Lead author Dr Dani Dumitriu said: ‘These recommendations were made in the absence of data on rates of mother-to-newborn SARS-CoV-2 transmission and are based on experience with mother-newborn transmission of other infectious diseases.’
‘But some recommendations conflict with what we know about the developmental benefits of early breastfeeding and skin-to-skin contact.
‘Our study shows that these measures may not be necessary for healthy newborns with Covid-positive mums.’
Professor Gyamfi-Bannerman, also a maternal-foetal medicine expert at NewYork-Presbyterian/Columbia University Irving Medical Center, said: ‘We think it’s particularly important that mothers with Covid-19 have the opportunity to directly breastfeed their newborns.
‘Breast milk is known to protect newborns against numerous pathogens, and it may help protect newborns against infection with SARS-CoV-2.
‘Most studies have not found SARS-CoV-2 in breast milk, and breast milk has been found to contain antibodies against the virus.’
Breast milk contains antibodies passed on from the mother, which boost a baby’s immune system and help it fight infections and viruses.
Antibodies against SARS-CoV-2 have been found in the breast milk of mothers who have had Covid-19.
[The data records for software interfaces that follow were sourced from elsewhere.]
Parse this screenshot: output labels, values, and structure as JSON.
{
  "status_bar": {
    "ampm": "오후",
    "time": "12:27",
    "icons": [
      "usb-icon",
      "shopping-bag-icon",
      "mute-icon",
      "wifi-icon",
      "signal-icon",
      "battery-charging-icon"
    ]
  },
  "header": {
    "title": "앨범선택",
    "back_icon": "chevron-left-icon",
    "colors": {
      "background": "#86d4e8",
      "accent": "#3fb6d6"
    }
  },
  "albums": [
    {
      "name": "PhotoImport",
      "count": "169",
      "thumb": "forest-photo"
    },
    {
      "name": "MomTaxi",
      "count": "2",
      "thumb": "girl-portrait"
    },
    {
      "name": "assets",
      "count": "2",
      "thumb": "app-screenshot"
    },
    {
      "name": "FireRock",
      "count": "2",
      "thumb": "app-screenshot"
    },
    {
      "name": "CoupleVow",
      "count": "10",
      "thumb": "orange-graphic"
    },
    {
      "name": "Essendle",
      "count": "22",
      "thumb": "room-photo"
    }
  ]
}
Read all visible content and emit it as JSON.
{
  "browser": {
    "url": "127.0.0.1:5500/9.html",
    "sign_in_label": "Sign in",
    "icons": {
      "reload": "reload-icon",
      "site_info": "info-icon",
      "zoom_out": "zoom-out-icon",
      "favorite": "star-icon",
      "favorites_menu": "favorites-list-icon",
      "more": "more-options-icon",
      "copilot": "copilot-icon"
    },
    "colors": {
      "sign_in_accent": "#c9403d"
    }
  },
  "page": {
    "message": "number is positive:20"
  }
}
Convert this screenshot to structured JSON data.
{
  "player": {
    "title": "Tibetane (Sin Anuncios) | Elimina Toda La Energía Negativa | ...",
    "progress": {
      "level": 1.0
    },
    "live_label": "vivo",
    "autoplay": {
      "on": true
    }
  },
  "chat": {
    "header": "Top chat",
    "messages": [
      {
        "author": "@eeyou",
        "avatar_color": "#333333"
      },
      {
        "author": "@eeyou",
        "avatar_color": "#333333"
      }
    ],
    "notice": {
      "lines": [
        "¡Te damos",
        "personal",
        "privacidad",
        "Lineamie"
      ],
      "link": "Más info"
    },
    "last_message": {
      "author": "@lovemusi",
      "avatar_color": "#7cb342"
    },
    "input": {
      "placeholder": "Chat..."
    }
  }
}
It is not clear if antibodies would be present in the breast milk during infection as the proteins can take some time to build up. But they would be in the weeks following illness.
The study, published in JAMA Pediatrics, supports the findings of separate research in New York of 120 babies born at three hospitals.
None tested positive for the disease after being born to infected mothers, according to the paper published in the journal The Lancet Child & Adolescent Health in July.
When some 82 were checked again a week later, they were still negative even though the majority had shared a room with their mothers and three-quarters were being breastfed.
But research on whether a baby can catch the coronavirus before birth, while in the womb, is murky.
Some scientists are adamant there is evidence of transmission in the womb because traces of the coronavirus have been found in the mother’s placenta.
But doctors admit it is difficult to find whether the baby just picked the virus up during birth or in the hospital very soon after birth.
As for the mother’s health, researchers at Oxford have said pregnant women are at no greater risk of developing severe Covid-19 than other women.
Of 427 mothers-to-be admitted to NHS hospitals with the life-threatening coronavirus between March 1 and April 14, only one in ten needed treatment in ICU.
This is no higher than the figure for non-pregnant women of the same age, the researchers said.
Pregnant women from BAME backgrounds were more than four times likely to be admitted to hospital with the infection, in-keeping with figures from the general population, and obesity, having pre-existing health conditions, and being over the age of 35 also raised the odds.